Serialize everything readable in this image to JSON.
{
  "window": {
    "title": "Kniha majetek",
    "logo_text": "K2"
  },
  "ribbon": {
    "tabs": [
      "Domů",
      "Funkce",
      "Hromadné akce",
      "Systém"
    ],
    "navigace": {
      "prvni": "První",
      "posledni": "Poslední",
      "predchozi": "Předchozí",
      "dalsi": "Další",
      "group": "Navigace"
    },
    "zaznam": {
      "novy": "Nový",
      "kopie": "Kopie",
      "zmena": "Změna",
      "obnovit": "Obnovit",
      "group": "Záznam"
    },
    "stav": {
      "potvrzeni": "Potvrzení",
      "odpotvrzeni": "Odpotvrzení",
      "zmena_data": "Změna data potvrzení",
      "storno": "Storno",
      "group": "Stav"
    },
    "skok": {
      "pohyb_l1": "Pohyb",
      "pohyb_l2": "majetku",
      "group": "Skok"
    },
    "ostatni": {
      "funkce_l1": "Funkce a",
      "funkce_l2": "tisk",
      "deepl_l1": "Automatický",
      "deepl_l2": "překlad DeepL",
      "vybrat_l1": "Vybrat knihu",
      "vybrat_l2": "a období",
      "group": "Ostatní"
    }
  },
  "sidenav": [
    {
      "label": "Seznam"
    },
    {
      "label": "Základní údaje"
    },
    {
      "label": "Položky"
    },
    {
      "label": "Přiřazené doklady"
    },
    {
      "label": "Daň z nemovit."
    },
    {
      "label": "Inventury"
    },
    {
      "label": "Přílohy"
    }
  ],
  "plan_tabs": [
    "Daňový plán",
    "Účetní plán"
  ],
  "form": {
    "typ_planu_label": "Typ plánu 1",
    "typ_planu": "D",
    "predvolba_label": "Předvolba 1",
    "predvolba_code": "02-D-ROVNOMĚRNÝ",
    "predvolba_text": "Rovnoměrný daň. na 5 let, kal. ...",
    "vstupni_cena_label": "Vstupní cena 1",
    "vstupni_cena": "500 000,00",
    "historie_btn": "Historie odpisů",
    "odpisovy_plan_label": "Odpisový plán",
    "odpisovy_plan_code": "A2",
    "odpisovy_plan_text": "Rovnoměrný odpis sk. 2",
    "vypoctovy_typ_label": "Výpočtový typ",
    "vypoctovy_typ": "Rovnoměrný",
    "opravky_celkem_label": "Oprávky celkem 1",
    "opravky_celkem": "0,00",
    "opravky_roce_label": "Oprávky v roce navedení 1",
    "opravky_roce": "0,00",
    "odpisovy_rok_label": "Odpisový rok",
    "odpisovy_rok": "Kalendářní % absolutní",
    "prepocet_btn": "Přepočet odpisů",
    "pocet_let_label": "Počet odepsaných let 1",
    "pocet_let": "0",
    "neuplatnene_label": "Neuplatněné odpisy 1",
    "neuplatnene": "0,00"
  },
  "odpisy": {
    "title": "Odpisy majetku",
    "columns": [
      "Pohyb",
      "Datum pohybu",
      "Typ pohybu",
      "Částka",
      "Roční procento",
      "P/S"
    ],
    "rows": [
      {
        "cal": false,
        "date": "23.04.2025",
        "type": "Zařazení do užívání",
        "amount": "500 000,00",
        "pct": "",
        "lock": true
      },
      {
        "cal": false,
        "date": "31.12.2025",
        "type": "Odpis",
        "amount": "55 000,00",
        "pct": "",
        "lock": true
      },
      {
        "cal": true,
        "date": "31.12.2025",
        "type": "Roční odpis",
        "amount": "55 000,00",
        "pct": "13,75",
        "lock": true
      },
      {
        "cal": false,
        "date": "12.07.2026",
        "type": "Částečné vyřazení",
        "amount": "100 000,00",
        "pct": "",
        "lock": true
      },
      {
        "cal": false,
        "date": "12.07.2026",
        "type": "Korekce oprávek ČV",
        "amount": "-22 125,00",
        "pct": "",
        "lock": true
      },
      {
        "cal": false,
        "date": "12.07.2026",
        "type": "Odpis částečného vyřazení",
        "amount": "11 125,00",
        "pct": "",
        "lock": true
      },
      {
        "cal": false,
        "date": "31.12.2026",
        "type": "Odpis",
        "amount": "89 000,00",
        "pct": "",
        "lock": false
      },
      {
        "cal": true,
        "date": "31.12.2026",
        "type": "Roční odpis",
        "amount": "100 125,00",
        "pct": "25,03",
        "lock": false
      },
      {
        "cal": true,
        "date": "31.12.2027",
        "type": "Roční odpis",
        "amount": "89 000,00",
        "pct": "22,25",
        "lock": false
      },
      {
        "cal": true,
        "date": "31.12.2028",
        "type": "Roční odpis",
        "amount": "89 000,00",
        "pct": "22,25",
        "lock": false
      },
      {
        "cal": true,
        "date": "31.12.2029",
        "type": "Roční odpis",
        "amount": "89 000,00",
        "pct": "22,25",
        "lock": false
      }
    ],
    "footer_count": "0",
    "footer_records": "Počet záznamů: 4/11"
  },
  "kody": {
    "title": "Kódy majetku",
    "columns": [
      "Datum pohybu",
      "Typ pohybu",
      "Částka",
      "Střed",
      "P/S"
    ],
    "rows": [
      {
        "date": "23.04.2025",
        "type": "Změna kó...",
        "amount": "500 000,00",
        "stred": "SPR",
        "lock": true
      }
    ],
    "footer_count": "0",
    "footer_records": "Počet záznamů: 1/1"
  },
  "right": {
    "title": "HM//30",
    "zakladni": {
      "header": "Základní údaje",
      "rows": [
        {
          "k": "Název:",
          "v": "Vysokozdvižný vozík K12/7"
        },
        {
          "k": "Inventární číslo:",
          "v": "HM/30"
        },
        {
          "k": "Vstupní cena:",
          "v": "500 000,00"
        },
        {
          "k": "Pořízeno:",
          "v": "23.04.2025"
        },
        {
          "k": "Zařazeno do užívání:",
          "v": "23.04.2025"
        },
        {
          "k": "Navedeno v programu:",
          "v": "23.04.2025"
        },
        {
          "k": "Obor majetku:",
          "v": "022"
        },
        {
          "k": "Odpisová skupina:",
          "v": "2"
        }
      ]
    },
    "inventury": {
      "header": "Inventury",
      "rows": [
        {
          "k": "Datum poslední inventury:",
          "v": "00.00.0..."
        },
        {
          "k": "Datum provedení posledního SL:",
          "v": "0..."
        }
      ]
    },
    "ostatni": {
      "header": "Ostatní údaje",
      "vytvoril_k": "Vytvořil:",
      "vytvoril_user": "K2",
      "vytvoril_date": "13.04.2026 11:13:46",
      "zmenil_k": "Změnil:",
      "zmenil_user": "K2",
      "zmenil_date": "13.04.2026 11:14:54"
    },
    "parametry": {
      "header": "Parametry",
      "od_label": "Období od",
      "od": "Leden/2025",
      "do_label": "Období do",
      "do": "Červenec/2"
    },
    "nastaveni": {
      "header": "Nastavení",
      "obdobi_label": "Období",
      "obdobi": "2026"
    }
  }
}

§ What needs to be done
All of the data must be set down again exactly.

§ Answer
Serialize everything readable in this image to JSON.
{
  "window": {
    "title": "Kniha majetek",
    "logo_text": "K2"
  },
  "ribbon": {
    "tabs": [
      "Domů",
      "Funkce",
      "Hromadné akce",
      "Systém"
    ],
    "navigace": {
      "prvni": "První",
      "posledni": "Poslední",
      "predchozi": "Předchozí",
      "dalsi": "Další",
      "group": "Navigace"
    },
    "zaznam": {
      "novy": "Nový",
      "kopie": "Kopie",
      "zmena": "Změna",
      "obnovit": "Obnovit",
      "group": "Záznam"
    },
    "stav": {
      "potvrzeni": "Potvrzení",
      "odpotvrzeni": "Odpotvrzení",
      "zmena_data": "Změna data potvrzení",
      "storno": "Storno",
      "group": "Stav"
    },
    "skok": {
      "pohyb_l1": "Pohyb",
      "pohyb_l2": "majetku",
      "group": "Skok"
    },
    "ostatni": {
      "funkce_l1": "Funkce a",
      "funkce_l2": "tisk",
      "deepl_l1": "Automatický",
      "deepl_l2": "překlad DeepL",
      "vybrat_l1": "Vybrat knihu",
      "vybrat_l2": "a období",
      "group": "Ostatní"
    }
  },
  "sidenav": [
    {
      "label": "Seznam"
    },
    {
      "label": "Základní údaje"
    },
    {
      "label": "Položky"
    },
    {
      "label": "Přiřazené doklady"
    },
    {
      "label": "Daň z nemovit."
    },
    {
      "label": "Inventury"
    },
    {
      "label": "Přílohy"
    }
  ],
  "plan_tabs": [
    "Daňový plán",
    "Účetní plán"
  ],
  "form": {
    "typ_planu_label": "Typ plánu 1",
    "typ_planu": "D",
    "predvolba_label": "Předvolba 1",
    "predvolba_code": "02-D-ROVNOMĚRNÝ",
    "predvolba_text": "Rovnoměrný daň. na 5 let, kal. ...",
    "vstupni_cena_label": "Vstupní cena 1",
    "vstupni_cena": "500 000,00",
    "historie_btn": "Historie odpisů",
    "odpisovy_plan_label": "Odpisový plán",
    "odpisovy_plan_code": "A2",
    "odpisovy_plan_text": "Rovnoměrný odpis sk. 2",
    "vypoctovy_typ_label": "Výpočtový typ",
    "vypoctovy_typ": "Rovnoměrný",
    "opravky_celkem_label": "Oprávky celkem 1",
    "opravky_celkem": "0,00",
    "opravky_roce_label": "Oprávky v roce navedení 1",
    "opravky_roce": "0,00",
    "odpisovy_rok_label": "Odpisový rok",
    "odpisovy_rok": "Kalendářní % absolutní",
    "prepocet_btn": "Přepočet odpisů",
    "pocet_let_label": "Počet odepsaných let 1",
    "pocet_let": "0",
    "neuplatnene_label": "Neuplatněné odpisy 1",
    "neuplatnene": "0,00"
  },
  "odpisy": {
    "title": "Odpisy majetku",
    "columns": [
      "Pohyb",
      "Datum pohybu",
      "Typ pohybu",
      "Částka",
      "Roční procento",
      "P/S"
    ],
    "rows": [
      {
        "cal": false,
        "date": "23.04.2025",
        "type": "Zařazení do užívání",
        "amount": "500 000,00",
        "pct": "",
        "lock": true
      },
      {
        "cal": false,
        "date": "31.12.2025",
        "type": "Odpis",
        "amount": "55 000,00",
        "pct": "",
        "lock": true
      },
      {
        "cal": true,
        "date": "31.12.2025",
        "type": "Roční odpis",
        "amount": "55 000,00",
        "pct": "13,75",
        "lock": true
      },
      {
        "cal": false,
        "date": "12.07.2026",
        "type": "Částečné vyřazení",
        "amount": "100 000,00",
        "pct": "",
        "lock": true
      },
      {
        "cal": false,
        "date": "12.07.2026",
        "type": "Korekce oprávek ČV",
        "amount": "-22 125,00",
        "pct": "",
        "lock": true
      },
      {
        "cal": false,
        "date": "12.07.2026",
        "type": "Odpis částečného vyřazení",
        "amount": "11 125,00",
        "pct": "",
        "lock": true
      },
      {
        "cal": false,
        "date": "31.12.2026",
        "type": "Odpis",
        "amount": "89 000,00",
        "pct": "",
        "lock": false
      },
      {
        "cal": true,
        "date": "31.12.2026",
        "type": "Roční odpis",
        "amount": "100 125,00",
        "pct": "25,03",
        "lock": false
      },
      {
        "cal": true,
        "date": "31.12.2027",
        "type": "Roční odpis",
        "amount": "89 000,00",
        "pct": "22,25",
        "lock": false
      },
      {
        "cal": true,
        "date": "31.12.2028",
        "type": "Roční odpis",
        "amount": "89 000,00",
        "pct": "22,25",
        "lock": false
      },
      {
        "cal": true,
        "date": "31.12.2029",
        "type": "Roční odpis",
        "amount": "89 000,00",
        "pct": "22,25",
        "lock": false
      }
    ],
    "footer_count": "0",
    "footer_records": "Počet záznamů: 4/11"
  },
  "kody": {
    "title": "Kódy majetku",
    "columns": [
      "Datum pohybu",
      "Typ pohybu",
      "Částka",
      "Střed",
      "P/S"
    ],
    "rows": [
      {
        "date": "23.04.2025",
        "type": "Změna kó...",
        "amount": "500 000,00",
        "stred": "SPR",
        "lock": true
      }
    ],
    "footer_count": "0",
    "footer_records": "Počet záznamů: 1/1"
  },
  "right": {
    "title": "HM//30",
    "zakladni": {
      "header": "Základní údaje",
      "rows": [
        {
          "k": "Název:",
          "v": "Vysokozdvižný vozík K12/7"
        },
        {
          "k": "Inventární číslo:",
          "v": "HM/30"
        },
        {
          "k": "Vstupní cena:",
          "v": "500 000,00"
        },
        {
          "k": "Pořízeno:",
          "v": "23.04.2025"
        },
        {
          "k": "Zařazeno do užívání:",
          "v": "23.04.2025"
        },
        {
          "k": "Navedeno v programu:",
          "v": "23.04.2025"
        },
        {
          "k": "Obor majetku:",
          "v": "022"
        },
        {
          "k": "Odpisová skupina:",
          "v": "2"
        }
      ]
    },
    "inventury": {
      "header": "Inventury",
      "rows": [
        {
          "k": "Datum poslední inventury:",
          "v": "00.00.0..."
        },
        {
          "k": "Datum provedení posledního SL:",
          "v": "0..."
        }
      ]
    },
    "ostatni": {
      "header": "Ostatní údaje",
      "vytvoril_k": "Vytvořil:",
      "vytvoril_user": "K2",
      "vytvoril_date": "13.04.2026 11:13:46",
      "zmenil_k": "Změnil:",
      "zmenil_user": "K2",
      "zmenil_date": "13.04.2026 11:14:54"
    },
    "parametry": {
      "header": "Parametry",
      "od_label": "Období od",
      "od": "Leden/2025",
      "do_label": "Období do",
      "do": "Červenec/2"
    },
    "nastaveni": {
      "header": "Nastavení",
      "obdobi_label": "Období",
      "obdobi": "2026"
    }
  }
}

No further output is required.